To do:
Look through the data below, and copy each line that carries the word "children".

Data provided:

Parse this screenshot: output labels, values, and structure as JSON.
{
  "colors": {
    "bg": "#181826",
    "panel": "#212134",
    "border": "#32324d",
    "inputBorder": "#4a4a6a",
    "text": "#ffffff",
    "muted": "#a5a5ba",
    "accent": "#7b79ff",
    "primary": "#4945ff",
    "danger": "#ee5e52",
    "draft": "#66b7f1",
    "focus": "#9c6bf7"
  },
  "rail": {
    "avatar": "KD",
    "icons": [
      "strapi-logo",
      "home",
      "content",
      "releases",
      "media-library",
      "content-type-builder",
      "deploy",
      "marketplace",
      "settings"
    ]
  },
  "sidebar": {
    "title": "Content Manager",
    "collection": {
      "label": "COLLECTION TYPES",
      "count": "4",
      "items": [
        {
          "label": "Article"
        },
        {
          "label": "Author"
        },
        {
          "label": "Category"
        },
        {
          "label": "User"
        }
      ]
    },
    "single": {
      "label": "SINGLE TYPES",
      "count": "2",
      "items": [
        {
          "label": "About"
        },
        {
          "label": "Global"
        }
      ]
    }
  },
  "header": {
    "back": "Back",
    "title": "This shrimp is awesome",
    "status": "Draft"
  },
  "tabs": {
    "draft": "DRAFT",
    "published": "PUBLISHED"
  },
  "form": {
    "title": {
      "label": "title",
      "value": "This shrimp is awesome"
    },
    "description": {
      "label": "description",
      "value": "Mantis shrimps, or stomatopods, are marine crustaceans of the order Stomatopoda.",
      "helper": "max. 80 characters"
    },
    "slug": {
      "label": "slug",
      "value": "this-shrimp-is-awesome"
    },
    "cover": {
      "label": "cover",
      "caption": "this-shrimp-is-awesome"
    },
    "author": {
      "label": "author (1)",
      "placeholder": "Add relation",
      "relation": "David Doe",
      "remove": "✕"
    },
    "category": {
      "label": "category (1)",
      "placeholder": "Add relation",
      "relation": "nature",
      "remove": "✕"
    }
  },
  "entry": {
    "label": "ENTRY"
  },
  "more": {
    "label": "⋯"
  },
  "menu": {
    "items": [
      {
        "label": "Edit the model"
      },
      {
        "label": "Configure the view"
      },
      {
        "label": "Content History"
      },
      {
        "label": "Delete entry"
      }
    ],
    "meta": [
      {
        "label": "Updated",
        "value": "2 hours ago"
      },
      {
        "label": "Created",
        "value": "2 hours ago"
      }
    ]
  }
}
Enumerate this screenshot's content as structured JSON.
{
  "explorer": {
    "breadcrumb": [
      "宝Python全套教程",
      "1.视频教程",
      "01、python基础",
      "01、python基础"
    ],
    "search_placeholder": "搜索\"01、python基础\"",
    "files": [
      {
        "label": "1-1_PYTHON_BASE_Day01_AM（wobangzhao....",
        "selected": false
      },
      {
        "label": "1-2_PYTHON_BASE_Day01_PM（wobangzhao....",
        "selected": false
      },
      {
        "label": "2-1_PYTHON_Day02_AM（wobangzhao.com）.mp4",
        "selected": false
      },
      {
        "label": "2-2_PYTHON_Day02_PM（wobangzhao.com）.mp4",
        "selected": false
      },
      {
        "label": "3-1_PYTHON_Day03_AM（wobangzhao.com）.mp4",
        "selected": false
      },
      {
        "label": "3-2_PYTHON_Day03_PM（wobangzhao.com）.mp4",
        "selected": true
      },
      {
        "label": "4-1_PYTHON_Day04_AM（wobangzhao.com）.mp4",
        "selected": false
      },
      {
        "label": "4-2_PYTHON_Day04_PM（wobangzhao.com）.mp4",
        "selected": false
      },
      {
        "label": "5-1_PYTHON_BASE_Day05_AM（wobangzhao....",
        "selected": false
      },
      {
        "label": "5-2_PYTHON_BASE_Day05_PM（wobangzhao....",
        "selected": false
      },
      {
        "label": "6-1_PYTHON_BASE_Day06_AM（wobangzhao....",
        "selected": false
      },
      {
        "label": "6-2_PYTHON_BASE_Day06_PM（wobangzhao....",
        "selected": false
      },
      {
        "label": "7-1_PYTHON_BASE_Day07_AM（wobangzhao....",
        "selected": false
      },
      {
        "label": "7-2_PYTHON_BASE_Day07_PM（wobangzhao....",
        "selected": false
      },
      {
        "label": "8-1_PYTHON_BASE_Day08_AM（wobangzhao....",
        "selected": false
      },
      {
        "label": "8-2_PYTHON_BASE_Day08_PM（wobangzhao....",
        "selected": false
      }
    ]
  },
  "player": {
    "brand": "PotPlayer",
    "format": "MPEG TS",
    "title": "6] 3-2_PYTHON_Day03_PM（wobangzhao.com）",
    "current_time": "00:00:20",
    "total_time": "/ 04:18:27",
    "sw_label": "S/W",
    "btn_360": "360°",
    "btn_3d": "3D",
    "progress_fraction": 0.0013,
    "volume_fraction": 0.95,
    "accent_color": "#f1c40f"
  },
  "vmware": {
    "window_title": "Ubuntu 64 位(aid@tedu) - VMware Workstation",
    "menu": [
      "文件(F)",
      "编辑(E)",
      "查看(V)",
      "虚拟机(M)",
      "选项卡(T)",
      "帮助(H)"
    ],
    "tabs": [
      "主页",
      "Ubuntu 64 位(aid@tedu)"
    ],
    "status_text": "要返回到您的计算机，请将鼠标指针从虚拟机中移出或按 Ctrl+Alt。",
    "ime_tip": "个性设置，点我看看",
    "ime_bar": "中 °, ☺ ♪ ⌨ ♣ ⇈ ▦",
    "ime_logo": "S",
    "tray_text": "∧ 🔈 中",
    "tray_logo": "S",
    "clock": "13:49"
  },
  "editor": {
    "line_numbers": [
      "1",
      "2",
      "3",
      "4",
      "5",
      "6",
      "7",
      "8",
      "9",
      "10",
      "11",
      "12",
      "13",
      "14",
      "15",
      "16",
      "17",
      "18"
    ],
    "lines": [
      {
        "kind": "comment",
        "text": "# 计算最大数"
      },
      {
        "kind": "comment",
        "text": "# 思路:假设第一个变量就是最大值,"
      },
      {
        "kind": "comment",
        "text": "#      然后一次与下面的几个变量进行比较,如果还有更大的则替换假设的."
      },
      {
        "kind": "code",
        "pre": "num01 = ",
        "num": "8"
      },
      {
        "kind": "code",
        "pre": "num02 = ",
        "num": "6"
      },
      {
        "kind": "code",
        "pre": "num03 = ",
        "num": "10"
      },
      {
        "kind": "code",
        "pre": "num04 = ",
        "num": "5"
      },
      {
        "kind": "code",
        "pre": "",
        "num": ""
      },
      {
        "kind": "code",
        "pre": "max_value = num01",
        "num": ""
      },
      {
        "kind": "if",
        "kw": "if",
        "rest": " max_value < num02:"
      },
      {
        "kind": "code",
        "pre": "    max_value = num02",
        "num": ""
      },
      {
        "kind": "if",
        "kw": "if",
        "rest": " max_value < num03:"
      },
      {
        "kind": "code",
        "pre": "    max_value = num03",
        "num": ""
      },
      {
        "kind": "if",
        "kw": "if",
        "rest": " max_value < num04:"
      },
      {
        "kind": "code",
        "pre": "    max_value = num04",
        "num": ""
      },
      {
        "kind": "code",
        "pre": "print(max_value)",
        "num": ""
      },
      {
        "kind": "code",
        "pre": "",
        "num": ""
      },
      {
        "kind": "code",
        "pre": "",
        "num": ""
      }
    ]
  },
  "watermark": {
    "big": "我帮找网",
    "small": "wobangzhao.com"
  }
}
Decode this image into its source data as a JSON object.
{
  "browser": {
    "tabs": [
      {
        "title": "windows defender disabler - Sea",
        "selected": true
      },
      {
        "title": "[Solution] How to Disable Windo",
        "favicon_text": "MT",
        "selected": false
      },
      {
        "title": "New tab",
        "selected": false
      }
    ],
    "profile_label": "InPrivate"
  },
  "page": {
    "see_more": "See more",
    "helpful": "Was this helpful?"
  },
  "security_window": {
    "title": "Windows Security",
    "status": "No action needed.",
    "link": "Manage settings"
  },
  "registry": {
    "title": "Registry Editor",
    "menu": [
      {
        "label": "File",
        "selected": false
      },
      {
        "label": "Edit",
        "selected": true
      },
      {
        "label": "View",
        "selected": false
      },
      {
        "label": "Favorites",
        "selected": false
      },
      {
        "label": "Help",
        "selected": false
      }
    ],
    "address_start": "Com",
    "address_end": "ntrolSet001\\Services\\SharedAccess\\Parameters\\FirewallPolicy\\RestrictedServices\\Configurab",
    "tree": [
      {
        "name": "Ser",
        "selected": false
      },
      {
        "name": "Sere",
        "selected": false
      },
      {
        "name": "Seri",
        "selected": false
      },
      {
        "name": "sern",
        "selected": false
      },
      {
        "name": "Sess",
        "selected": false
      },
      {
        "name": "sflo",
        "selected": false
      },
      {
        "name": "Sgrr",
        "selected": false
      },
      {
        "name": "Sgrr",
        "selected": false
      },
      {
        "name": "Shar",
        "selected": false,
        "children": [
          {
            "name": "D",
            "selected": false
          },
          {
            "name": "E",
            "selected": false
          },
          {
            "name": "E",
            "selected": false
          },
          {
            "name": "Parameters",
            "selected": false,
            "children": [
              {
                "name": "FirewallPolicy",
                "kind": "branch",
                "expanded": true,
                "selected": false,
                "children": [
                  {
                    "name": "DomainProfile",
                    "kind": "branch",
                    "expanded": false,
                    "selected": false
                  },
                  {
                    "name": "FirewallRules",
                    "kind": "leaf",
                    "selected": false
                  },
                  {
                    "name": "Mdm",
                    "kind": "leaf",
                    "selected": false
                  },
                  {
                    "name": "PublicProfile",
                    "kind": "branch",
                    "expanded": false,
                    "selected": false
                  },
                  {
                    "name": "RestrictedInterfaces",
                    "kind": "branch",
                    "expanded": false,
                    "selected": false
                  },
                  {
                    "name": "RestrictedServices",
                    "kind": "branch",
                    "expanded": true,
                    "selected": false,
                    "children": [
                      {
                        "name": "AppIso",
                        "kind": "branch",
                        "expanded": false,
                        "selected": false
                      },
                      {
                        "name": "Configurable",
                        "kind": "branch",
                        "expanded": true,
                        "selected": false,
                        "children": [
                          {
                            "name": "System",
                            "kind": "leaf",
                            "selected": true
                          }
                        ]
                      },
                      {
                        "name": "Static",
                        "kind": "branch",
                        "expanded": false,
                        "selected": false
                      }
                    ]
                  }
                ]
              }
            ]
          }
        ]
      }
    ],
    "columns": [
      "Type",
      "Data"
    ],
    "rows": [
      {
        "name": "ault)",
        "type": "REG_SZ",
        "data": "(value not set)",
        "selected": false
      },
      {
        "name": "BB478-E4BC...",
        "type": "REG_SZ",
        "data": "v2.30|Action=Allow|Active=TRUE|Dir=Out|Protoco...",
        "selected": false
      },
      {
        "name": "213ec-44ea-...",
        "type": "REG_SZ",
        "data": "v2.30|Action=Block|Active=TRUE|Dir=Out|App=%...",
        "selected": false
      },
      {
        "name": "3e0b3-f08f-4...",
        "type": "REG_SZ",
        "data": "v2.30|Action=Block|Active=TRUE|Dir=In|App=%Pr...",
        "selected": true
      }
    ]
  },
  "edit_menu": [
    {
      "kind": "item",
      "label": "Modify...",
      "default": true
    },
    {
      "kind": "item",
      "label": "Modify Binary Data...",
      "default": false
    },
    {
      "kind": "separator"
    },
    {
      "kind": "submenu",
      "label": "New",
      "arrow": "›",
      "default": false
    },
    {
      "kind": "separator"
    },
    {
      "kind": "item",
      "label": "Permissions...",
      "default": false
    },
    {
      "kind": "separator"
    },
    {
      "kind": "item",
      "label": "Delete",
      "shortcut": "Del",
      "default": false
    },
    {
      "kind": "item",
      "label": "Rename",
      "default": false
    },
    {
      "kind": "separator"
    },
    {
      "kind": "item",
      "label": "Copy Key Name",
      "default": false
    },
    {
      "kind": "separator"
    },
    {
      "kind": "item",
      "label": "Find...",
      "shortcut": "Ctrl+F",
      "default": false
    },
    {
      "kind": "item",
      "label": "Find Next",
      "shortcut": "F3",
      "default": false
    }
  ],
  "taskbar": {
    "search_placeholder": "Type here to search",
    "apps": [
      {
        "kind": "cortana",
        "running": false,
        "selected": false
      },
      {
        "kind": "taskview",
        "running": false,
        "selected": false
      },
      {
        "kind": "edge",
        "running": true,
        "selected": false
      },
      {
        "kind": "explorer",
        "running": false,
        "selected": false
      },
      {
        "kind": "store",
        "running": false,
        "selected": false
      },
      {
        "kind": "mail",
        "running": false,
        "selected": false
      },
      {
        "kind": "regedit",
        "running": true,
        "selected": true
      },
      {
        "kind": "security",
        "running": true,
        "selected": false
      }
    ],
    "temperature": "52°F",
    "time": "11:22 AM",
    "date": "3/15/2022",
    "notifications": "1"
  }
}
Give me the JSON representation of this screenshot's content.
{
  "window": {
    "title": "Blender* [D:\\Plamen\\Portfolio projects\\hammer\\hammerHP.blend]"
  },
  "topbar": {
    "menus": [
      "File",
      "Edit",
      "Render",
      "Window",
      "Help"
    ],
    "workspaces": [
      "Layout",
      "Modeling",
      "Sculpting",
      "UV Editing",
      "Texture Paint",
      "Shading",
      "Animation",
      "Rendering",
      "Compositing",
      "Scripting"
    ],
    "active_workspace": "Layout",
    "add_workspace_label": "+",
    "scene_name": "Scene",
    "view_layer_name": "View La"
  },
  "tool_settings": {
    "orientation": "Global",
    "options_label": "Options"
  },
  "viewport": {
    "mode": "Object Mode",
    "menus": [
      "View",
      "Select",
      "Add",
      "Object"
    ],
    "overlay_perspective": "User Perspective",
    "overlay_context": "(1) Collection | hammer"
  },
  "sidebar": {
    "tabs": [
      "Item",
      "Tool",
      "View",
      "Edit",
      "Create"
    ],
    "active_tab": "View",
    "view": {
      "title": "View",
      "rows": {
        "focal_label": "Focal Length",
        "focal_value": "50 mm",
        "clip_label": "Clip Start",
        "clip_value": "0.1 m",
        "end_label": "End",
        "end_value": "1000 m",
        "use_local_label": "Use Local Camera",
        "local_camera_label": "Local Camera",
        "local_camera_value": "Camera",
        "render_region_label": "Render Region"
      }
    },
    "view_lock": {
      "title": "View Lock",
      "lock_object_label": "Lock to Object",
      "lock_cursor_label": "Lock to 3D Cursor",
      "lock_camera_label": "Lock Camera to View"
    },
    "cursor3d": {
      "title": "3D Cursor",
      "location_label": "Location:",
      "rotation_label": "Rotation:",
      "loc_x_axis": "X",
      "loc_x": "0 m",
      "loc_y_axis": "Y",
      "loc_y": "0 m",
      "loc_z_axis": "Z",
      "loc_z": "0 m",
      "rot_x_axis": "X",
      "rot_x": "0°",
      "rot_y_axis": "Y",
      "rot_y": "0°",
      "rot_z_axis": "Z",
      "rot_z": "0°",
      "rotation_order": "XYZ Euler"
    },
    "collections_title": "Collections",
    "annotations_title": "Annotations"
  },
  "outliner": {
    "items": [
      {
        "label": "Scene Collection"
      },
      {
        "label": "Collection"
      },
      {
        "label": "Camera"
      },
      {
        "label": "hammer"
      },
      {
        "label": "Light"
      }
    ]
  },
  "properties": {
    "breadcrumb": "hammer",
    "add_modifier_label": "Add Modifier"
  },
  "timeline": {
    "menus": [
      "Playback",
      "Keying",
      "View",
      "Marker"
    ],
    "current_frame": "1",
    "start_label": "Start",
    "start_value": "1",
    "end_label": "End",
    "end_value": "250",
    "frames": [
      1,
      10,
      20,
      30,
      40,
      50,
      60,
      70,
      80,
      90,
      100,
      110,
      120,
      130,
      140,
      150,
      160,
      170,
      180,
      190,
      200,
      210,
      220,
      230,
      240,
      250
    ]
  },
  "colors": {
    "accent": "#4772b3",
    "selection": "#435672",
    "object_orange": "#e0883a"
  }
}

Reply to the task:
        "children": [
            "children": [
                "children": [
                    "children": [
                        "children": [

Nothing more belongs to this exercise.